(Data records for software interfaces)
*** Block opens ***
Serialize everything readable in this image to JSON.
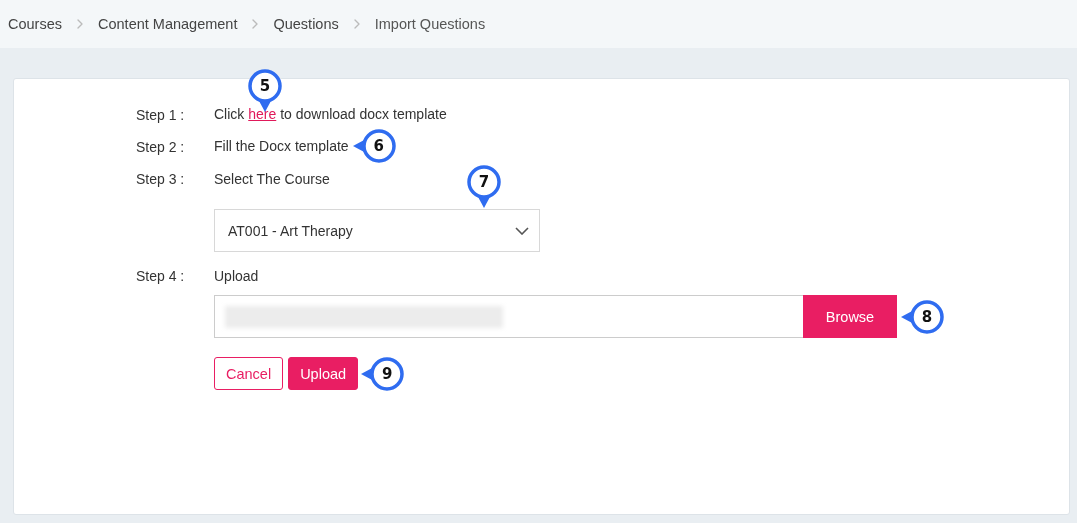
{
  "breadcrumb": [
    {
      "label": "Courses",
      "selected": false
    },
    {
      "label": "Content Management",
      "selected": false
    },
    {
      "label": "Questions",
      "selected": false
    },
    {
      "label": "Import Questions",
      "selected": true
    }
  ],
  "steps": [
    {
      "kind": "link",
      "label": "Step 1 :",
      "before": "Click ",
      "link": "here",
      "after": " to download docx template",
      "callout": "5"
    },
    {
      "kind": "text",
      "label": "Step 2 :",
      "text": "Fill the Docx template",
      "callout": "6"
    },
    {
      "kind": "select",
      "label": "Step 3 :",
      "text": "Select The Course",
      "value": "AT001 - Art Therapy",
      "callout": "7"
    },
    {
      "kind": "upload",
      "label": "Step 4 :",
      "text": "Upload",
      "browse": "Browse",
      "callout": "8"
    }
  ],
  "actions": [
    {
      "label": "Cancel",
      "kind": "outline"
    },
    {
      "label": "Upload",
      "kind": "primary",
      "callout": "9"
    }
  ]
}
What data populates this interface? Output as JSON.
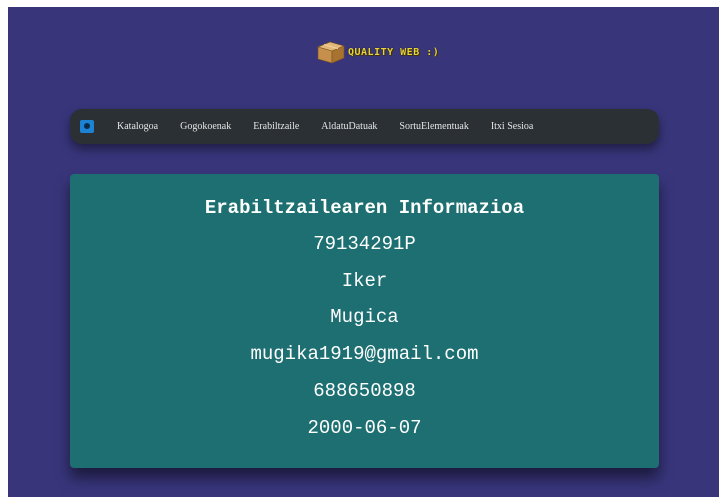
{
  "logo": {
    "text": "QUALITY WEB :)",
    "icon": "box-icon"
  },
  "navbar": {
    "brand_icon": "brand-icon",
    "links": [
      "Katalogoa",
      "Gogokoenak",
      "Erabiltzaile",
      "AldatuDatuak",
      "SortuElementuak",
      "Itxi Sesioa"
    ]
  },
  "user_info": {
    "title": "Erabiltzailearen Informazioa",
    "dni": "79134291P",
    "name": "Iker",
    "surname": "Mugica",
    "email": "mugika1919@gmail.com",
    "phone": "688650898",
    "birthdate": "2000-06-07"
  },
  "colors": {
    "background": "#38357b",
    "navbar": "#2b3034",
    "card": "#1d6f71",
    "logo_text": "#e9d33b"
  }
}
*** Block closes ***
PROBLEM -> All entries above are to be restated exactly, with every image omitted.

ANSWER TO THE EXERCISE ->
Serialize everything readable in this image to JSON.
{
  "breadcrumb": [
    {
      "label": "Courses",
      "selected": false
    },
    {
      "label": "Content Management",
      "selected": false
    },
    {
      "label": "Questions",
      "selected": false
    },
    {
      "label": "Import Questions",
      "selected": true
    }
  ],
  "steps": [
    {
      "kind": "link",
      "label": "Step 1 :",
      "before": "Click ",
      "link": "here",
      "after": " to download docx template",
      "callout": "5"
    },
    {
      "kind": "text",
      "label": "Step 2 :",
      "text": "Fill the Docx template",
      "callout": "6"
    },
    {
      "kind": "select",
      "label": "Step 3 :",
      "text": "Select The Course",
      "value": "AT001 - Art Therapy",
      "callout": "7"
    },
    {
      "kind": "upload",
      "label": "Step 4 :",
      "text": "Upload",
      "browse": "Browse",
      "callout": "8"
    }
  ],
  "actions": [
    {
      "label": "Cancel",
      "kind": "outline"
    },
    {
      "label": "Upload",
      "kind": "primary",
      "callout": "9"
    }
  ]
}
What data populates this interface? Output as JSON.
{
  "logo": {
    "text": "QUALITY WEB :)",
    "icon": "box-icon"
  },
  "navbar": {
    "brand_icon": "brand-icon",
    "links": [
      "Katalogoa",
      "Gogokoenak",
      "Erabiltzaile",
      "AldatuDatuak",
      "SortuElementuak",
      "Itxi Sesioa"
    ]
  },
  "user_info": {
    "title": "Erabiltzailearen Informazioa",
    "dni": "79134291P",
    "name": "Iker",
    "surname": "Mugica",
    "email": "mugika1919@gmail.com",
    "phone": "688650898",
    "birthdate": "2000-06-07"
  },
  "colors": {
    "background": "#38357b",
    "navbar": "#2b3034",
    "card": "#1d6f71",
    "logo_text": "#e9d33b"
  }
}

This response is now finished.